Concentrate on those human social-psychological forces that make conversations work. If you do, you’ll formulate effective questions.
Paul was getting a second chance. The last time he interviewed Betty, a suspected embezzler (see FraudBasics, March/April 2004), he blew it. He expected a confession within the first 10 minutes but inadvertently divulged secret information and offended her. However, before his second interview he had read his Fraud Basics. The results were better: Betty opened up and supplied valuable evidence.
Following are more interview preparations that Paul (and you) can use.
Facilitators of Communication
Facilitators of communication are those social-psychological forces that make conversations – including interviews – easier to accomplish. These facilitators require a basic understanding of what motivates people.

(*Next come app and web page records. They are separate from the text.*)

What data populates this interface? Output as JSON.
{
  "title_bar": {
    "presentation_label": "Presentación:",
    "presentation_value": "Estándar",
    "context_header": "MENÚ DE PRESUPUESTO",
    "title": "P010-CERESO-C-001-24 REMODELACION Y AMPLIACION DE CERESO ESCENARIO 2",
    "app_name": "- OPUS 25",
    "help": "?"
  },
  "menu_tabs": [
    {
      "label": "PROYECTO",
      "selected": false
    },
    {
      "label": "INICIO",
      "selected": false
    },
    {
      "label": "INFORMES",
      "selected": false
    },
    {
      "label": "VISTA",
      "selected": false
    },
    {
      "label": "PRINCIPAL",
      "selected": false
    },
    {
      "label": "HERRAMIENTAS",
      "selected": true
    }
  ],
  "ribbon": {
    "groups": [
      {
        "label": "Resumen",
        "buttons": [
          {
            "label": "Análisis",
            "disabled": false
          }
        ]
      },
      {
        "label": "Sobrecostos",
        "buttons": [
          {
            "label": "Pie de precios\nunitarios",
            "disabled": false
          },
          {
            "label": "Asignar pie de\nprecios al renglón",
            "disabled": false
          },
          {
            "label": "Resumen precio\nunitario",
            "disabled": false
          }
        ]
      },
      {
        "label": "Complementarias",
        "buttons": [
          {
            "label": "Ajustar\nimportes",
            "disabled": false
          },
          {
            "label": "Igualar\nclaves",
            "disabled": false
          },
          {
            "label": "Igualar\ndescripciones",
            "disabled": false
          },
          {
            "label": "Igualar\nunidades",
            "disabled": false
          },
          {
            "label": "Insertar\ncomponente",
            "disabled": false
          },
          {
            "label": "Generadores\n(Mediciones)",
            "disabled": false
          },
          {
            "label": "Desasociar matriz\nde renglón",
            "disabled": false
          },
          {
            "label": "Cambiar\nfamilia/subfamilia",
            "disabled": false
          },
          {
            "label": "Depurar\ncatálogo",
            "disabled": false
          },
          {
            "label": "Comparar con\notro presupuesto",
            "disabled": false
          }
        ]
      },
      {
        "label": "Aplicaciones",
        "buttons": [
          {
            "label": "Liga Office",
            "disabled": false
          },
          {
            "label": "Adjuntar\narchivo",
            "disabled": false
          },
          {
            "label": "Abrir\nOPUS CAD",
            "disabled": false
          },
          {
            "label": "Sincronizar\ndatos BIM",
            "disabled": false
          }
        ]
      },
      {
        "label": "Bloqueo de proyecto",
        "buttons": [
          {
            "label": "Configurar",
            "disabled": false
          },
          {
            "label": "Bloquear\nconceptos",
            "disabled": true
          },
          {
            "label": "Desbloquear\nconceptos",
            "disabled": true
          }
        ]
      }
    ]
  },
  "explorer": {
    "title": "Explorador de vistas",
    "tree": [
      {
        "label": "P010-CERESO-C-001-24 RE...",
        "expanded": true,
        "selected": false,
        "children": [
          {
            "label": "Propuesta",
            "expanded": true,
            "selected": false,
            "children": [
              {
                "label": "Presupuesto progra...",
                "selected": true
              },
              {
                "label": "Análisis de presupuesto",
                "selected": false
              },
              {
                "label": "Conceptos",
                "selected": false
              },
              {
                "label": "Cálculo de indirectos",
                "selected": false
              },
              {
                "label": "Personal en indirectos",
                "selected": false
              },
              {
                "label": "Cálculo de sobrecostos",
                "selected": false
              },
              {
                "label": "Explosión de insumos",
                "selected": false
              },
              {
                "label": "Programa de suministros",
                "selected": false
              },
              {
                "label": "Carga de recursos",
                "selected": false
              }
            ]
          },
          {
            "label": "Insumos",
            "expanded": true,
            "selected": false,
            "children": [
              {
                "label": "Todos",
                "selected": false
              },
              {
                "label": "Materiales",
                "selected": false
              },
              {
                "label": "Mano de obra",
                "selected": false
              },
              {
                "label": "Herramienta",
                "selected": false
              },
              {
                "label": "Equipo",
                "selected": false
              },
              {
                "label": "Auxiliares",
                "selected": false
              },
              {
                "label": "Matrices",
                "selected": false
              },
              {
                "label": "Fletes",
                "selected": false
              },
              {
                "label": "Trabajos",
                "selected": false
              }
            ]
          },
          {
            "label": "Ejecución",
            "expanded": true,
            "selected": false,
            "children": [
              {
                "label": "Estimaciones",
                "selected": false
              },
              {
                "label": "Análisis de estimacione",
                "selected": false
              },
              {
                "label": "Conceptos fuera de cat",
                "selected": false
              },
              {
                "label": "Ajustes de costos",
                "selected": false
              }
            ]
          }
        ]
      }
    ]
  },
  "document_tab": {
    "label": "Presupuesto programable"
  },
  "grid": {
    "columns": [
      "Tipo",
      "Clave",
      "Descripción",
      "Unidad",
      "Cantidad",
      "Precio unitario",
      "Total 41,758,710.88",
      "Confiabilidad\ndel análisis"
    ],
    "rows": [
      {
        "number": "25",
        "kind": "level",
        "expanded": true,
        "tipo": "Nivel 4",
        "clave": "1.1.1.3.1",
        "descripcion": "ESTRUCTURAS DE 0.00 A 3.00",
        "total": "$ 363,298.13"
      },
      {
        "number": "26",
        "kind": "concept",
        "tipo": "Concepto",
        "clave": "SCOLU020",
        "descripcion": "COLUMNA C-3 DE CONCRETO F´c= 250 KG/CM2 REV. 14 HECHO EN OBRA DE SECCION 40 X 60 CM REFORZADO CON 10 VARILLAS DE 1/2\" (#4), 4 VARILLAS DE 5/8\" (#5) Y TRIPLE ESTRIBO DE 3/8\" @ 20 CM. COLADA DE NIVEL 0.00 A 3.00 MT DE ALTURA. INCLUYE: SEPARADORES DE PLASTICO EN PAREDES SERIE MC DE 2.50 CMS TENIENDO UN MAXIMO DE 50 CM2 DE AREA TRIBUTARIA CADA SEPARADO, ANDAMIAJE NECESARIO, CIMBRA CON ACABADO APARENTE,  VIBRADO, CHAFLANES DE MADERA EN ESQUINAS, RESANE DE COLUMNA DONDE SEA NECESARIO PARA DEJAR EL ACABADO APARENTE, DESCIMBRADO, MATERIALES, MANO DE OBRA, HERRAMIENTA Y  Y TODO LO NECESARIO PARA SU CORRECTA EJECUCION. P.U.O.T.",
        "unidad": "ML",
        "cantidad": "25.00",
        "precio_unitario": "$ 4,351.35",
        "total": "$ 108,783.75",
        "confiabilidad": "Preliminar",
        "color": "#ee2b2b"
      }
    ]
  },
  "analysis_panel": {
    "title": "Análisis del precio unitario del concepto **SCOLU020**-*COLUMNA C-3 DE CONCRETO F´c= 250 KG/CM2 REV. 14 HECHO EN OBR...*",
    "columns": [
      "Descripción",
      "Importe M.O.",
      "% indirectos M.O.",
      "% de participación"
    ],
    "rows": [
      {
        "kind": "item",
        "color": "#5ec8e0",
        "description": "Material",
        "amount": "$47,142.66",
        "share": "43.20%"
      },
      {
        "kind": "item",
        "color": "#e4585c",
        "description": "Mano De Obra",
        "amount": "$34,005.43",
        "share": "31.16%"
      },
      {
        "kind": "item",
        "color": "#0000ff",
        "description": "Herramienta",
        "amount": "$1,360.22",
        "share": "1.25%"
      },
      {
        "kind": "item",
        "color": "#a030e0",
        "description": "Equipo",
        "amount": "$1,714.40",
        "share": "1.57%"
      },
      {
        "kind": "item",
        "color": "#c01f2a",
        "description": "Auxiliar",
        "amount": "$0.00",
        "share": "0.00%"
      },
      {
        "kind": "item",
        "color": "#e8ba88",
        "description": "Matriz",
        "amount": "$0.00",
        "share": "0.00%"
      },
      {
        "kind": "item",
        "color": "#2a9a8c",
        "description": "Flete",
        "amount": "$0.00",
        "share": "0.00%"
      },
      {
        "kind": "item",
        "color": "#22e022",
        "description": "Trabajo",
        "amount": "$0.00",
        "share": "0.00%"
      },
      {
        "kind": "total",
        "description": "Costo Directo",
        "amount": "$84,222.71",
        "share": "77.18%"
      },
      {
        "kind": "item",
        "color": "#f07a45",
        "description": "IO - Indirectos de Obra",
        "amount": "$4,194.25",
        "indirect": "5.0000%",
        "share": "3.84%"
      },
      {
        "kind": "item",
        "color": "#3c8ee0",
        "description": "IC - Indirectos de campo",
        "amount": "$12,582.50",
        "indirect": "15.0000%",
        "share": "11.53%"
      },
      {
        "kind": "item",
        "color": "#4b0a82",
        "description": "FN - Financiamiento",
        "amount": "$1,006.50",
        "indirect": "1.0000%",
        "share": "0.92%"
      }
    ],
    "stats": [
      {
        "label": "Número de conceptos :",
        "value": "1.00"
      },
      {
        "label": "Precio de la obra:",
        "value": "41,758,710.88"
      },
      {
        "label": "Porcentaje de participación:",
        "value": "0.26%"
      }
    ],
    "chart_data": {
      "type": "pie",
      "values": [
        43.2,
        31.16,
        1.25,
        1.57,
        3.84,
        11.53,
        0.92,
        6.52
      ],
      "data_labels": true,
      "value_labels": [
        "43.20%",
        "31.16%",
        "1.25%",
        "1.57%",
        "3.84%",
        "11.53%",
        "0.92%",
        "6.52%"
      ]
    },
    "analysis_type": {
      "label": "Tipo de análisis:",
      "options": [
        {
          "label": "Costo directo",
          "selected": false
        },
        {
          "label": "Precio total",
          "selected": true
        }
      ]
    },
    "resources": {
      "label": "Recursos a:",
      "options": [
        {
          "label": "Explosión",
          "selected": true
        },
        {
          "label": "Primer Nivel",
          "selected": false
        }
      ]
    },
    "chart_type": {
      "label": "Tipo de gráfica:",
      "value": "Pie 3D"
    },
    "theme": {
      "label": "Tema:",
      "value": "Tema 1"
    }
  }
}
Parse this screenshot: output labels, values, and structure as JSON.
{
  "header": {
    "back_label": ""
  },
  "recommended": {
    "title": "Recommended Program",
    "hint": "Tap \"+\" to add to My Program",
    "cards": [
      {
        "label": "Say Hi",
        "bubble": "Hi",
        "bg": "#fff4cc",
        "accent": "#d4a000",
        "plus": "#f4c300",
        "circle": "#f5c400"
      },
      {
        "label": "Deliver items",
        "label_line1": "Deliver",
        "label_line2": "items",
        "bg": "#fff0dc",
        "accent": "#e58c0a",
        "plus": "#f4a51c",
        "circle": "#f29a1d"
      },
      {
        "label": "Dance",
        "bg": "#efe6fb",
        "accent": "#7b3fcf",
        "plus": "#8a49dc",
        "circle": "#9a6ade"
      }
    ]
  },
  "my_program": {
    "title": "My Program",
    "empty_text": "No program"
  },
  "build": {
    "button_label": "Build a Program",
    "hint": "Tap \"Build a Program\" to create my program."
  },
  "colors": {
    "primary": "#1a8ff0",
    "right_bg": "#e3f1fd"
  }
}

One of the important forces in social interaction is the tendency for one person to verbally or nonverbally communicate his expectations to the other person. The second person then tends to respond, consciously or unconsciously, to those expectations. This might be viewed as one manifestation of the more general human tendency to conform to the group and to the anticipations of higher-status people. It’s in this conformity to group norms that security is sought.
In the interview setting, the interviewer communicates expectations to the subject. You should be able to transmit both a general expectation of cooperation, as well as a more specific expectation that the subject will answer the questions truthfully. You must clearly distinguish between asking for information and expecting it. The former is mainly verbal communication, while the latter is accomplished through nonverbal behavior. If you expect the subject to cooperate you’ll be more successful than if you just ask questions.
All human beings need the recognition and esteem of others. Social interaction often depends upon an exchange of social goods. People will “perform” in exchange for recognition and other social rewards. The need for recognition can be fulfilled by attention from people outside the individual’s social circle. The skillful and insightful interviewer takes advantage of every opportunity to give the subject sincere recognition.